The Botswana Congress Party (BCP) intends to approach the courts on an urgent basis if the Speaker of the National Assembly does not convene Parliament for the purpose of election of the President.
Following President Mokgweetsi Masisi’s automatic succession to the presidency, the BCP is arguing that the automatic succession clause in the country’s Constitution is unconstitutional.
BCP through its attorney, Martin Dingake has written a letter to the Speaker of the National Assembly, Gladys Kokorwe calling for the election of the President under Section 35(4) as read with Section 35(5) of the constitution of Botswana.
The letter that has also been copied to the attention of the Attorney General (AG) as the principal legal advisor to the government of Botswana states that BCP hold instructions to approach court on an urgent basis if no undertaking is given and within the requested period of time, April 11, 2018 not later than April 12, 2018.
In arguing their case, the opposition party stated that to the extent that the Speaker has not convened the National Assembly on such earlier date for election of the President, the party will demand that the Speaker give an undertaking in writing not later than April 11, 2018 that they will convene the National Assembly for the purpose of election of the President.
BCP stated that their reading of Section 127(5) of the Constitution seems to place more credence on their argument as to the limitations of the powers of Section 35(1) and 35(2) President. “Masisi is neither a Section 32 nor Section 35(2) President, further he did not ascend to the office of President following an election by Parliament. To this extent he does not qualify as President under Section 35(4)
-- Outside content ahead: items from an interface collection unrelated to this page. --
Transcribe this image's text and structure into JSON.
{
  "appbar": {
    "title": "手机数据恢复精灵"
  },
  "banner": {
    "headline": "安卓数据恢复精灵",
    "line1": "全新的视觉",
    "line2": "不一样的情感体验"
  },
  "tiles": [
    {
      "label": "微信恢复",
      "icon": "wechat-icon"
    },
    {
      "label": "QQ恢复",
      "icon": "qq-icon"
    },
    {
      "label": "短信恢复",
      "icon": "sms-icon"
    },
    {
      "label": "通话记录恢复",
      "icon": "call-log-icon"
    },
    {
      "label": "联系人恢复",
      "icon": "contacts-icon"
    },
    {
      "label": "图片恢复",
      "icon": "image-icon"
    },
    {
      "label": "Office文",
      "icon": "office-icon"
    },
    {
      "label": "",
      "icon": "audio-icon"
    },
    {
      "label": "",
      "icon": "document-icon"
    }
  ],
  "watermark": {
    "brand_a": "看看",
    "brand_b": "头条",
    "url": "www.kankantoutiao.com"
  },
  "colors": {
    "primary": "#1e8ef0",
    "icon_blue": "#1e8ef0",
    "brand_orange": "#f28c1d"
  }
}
BCP urges that Masisi therefore is, remains and has always been a Section 35(1) President and must be treated as such. The party further states that the Constitution in terms of Section 35(3) provides that a Section 35(1) President that Masisi holds shall not exercise the powers of the President to revoke the appointment of the Vice-President or dissolve Parliament.
The BCP urges that provided by the Constitution, only Section 32 and Section 35(4) Presidents are substantive holders of office with the power to make appointments, revoke the appointment of Vice President or dissolve Parliament.
They emphasised that it is clear from the reading of Section 35 as a whole in particular Sections 35(4) and (5) that the temporary status of a Section 35(1) and 35(2) President is transformed into a permanent and or fully fledged one by Section 35(4) as read with Section 35(5) of the Constitution.
“Simply put, Sections 35(4) and (5) provide for a mechanism of transforming a President under section 35(1) and 35(2) into a fully-fledged President,” reads the letter.
The BCP emphasise that Masisi assumed office of presidency in terms of Section 35(1) of the Constitution following vacancy in office of President on April 1, 2018 and currently exercises the limited interim functions and duties of the office upon being sworn in. The letter was written at the instance of BCP Members of Parliament (MP) for Ramotswa, Samuel Rantuana and Dithapelo Keorapetse, MP for Selebi-Phikwe West.